## Exercise aim
Please give back the listing below word for word and drop any images.

/---

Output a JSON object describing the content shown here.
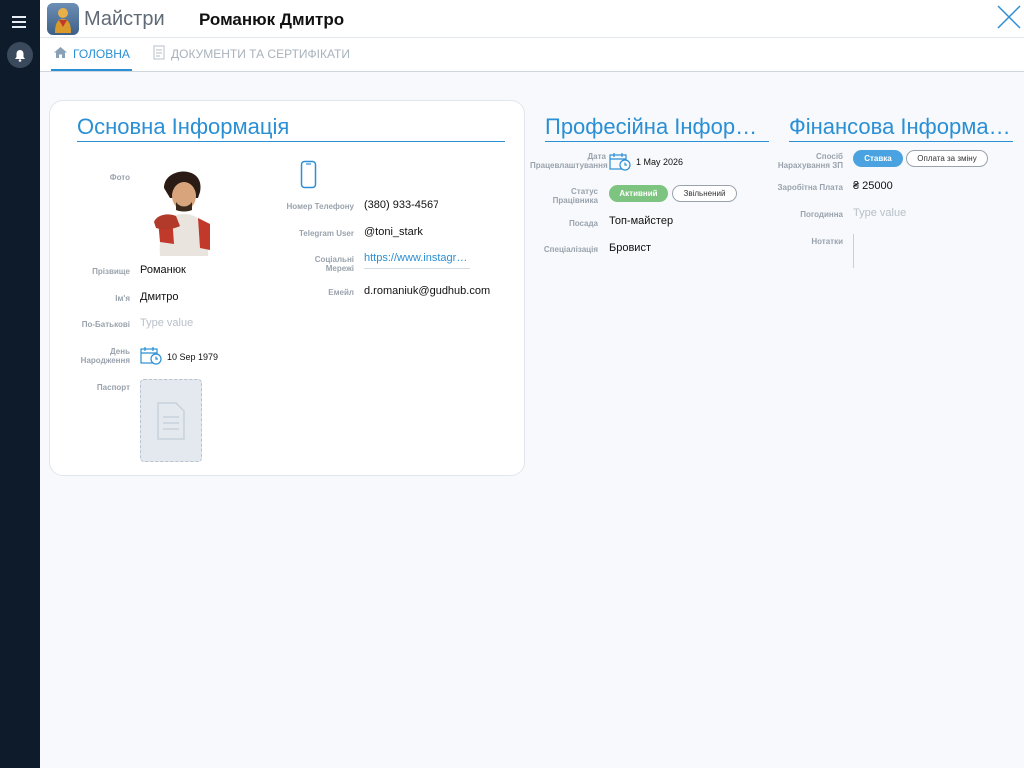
{
  "header": {
    "app_name": "Майстри",
    "title": "Романюк Дмитро"
  },
  "tabs": [
    {
      "label": "ГОЛОВНА"
    },
    {
      "label": "ДОКУМЕНТИ ТА СЕРТИФІКАТИ"
    }
  ],
  "basic": {
    "title": "Основна Інформація",
    "photo_label": "Фото",
    "surname_label": "Прізвище",
    "surname": "Романюк",
    "name_label": "Ім'я",
    "name": "Дмитро",
    "patronymic_label": "По-Батькові",
    "patronymic_placeholder": "Type value",
    "birthday_label": "День Народження",
    "birthday": "10 Sep 1979",
    "passport_label": "Паспорт",
    "phone_label": "Номер Телефону",
    "phone": "(380) 933-4567",
    "telegram_label": "Telegram User",
    "telegram": "@toni_stark",
    "social_label": "Соціальні Мережі",
    "social": "https://www.instagram.com/",
    "email_label": "Емейл",
    "email": "d.romaniuk@gudhub.com"
  },
  "professional": {
    "title": "Професійна Інформація",
    "hire_date_label": "Дата Працевлаштування",
    "hire_date": "1 May 2026",
    "status_label": "Статус Працівника",
    "status_options": [
      "Активний",
      "Звільнений"
    ],
    "position_label": "Посада",
    "position": "Топ-майстер",
    "specialization_label": "Спеціалізація",
    "specialization": "Бровист"
  },
  "financial": {
    "title": "Фінансова Інформація",
    "pay_method_label": "Спосіб Нарахування ЗП",
    "pay_options": [
      "Ставка",
      "Оплата за зміну"
    ],
    "salary_label": "Заробітна Плата",
    "salary": "₴ 25000",
    "hourly_label": "Погодинна",
    "hourly_placeholder": "Type value",
    "notes_label": "Нотатки"
  },
  "colors": {
    "accent": "#2a8fd4",
    "active": "#7cc47f",
    "sidebar": "#0d1b2a"
  }
}
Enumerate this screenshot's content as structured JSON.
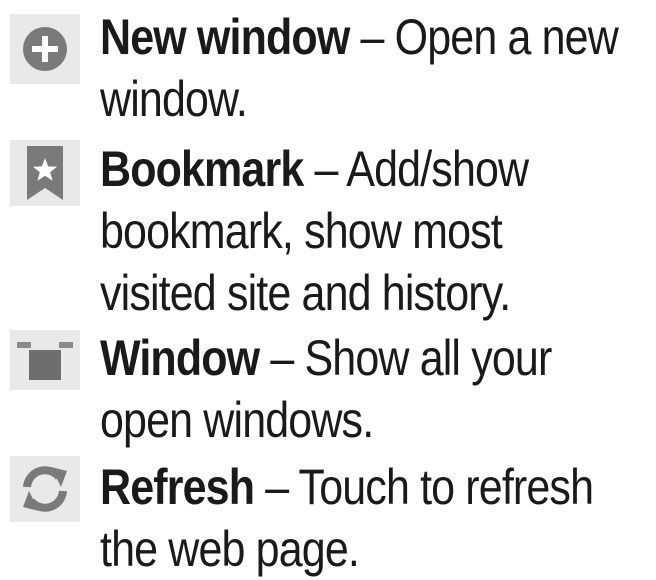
{
  "items": [
    {
      "icon": "plus-circle-icon",
      "term": "New window",
      "separator": " – ",
      "line1_rest": "Open a new",
      "line2": "window."
    },
    {
      "icon": "bookmark-star-icon",
      "term": "Bookmark",
      "separator": " – ",
      "line1_rest": "Add/show",
      "line2": "bookmark, show most",
      "line3": "visited site and history."
    },
    {
      "icon": "windows-icon",
      "term": "Window",
      "separator": " – ",
      "line1_rest": "Show all your",
      "line2": "open windows."
    },
    {
      "icon": "refresh-icon",
      "term": "Refresh",
      "separator": " – ",
      "line1_rest": "Touch to refresh",
      "line2": "the web page."
    }
  ],
  "colors": {
    "text": "#1a1a1a",
    "icon_bg": "#e9e9e9",
    "icon_fg": "#7a7a7a"
  }
}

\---

## Solution to this exercise
Output a JSON object describing the content shown here.
{
  "header": {
    "app_name": "Майстри",
    "title": "Романюк Дмитро"
  },
  "tabs": [
    {
      "label": "ГОЛОВНА"
    },
    {
      "label": "ДОКУМЕНТИ ТА СЕРТИФІКАТИ"
    }
  ],
  "basic": {
    "title": "Основна Інформація",
    "photo_label": "Фото",
    "surname_label": "Прізвище",
    "surname": "Романюк",
    "name_label": "Ім'я",
    "name": "Дмитро",
    "patronymic_label": "По-Батькові",
    "patronymic_placeholder": "Type value",
    "birthday_label": "День Народження",
    "birthday": "10 Sep 1979",
    "passport_label": "Паспорт",
    "phone_label": "Номер Телефону",
    "phone": "(380) 933-4567",
    "telegram_label": "Telegram User",
    "telegram": "@toni_stark",
    "social_label": "Соціальні Мережі",
    "social": "https://www.instagram.com/",
    "email_label": "Емейл",
    "email": "d.romaniuk@gudhub.com"
  },
  "professional": {
    "title": "Професійна Інформація",
    "hire_date_label": "Дата Працевлаштування",
    "hire_date": "1 May 2026",
    "status_label": "Статус Працівника",
    "status_options": [
      "Активний",
      "Звільнений"
    ],
    "position_label": "Посада",
    "position": "Топ-майстер",
    "specialization_label": "Спеціалізація",
    "specialization": "Бровист"
  },
  "financial": {
    "title": "Фінансова Інформація",
    "pay_method_label": "Спосіб Нарахування ЗП",
    "pay_options": [
      "Ставка",
      "Оплата за зміну"
    ],
    "salary_label": "Заробітна Плата",
    "salary": "₴ 25000",
    "hourly_label": "Погодинна",
    "hourly_placeholder": "Type value",
    "notes_label": "Нотатки"
  },
  "colors": {
    "accent": "#2a8fd4",
    "active": "#7cc47f",
    "sidebar": "#0d1b2a"
  }
}
Enumerate this screenshot's content as structured JSON.
{
  "items": [
    {
      "icon": "plus-circle-icon",
      "term": "New window",
      "separator": " – ",
      "line1_rest": "Open a new",
      "line2": "window."
    },
    {
      "icon": "bookmark-star-icon",
      "term": "Bookmark",
      "separator": " – ",
      "line1_rest": "Add/show",
      "line2": "bookmark, show most",
      "line3": "visited site and history."
    },
    {
      "icon": "windows-icon",
      "term": "Window",
      "separator": " – ",
      "line1_rest": "Show all your",
      "line2": "open windows."
    },
    {
      "icon": "refresh-icon",
      "term": "Refresh",
      "separator": " – ",
      "line1_rest": "Touch to refresh",
      "line2": "the web page."
    }
  ],
  "colors": {
    "text": "#1a1a1a",
    "icon_bg": "#e9e9e9",
    "icon_fg": "#7a7a7a"
  }
}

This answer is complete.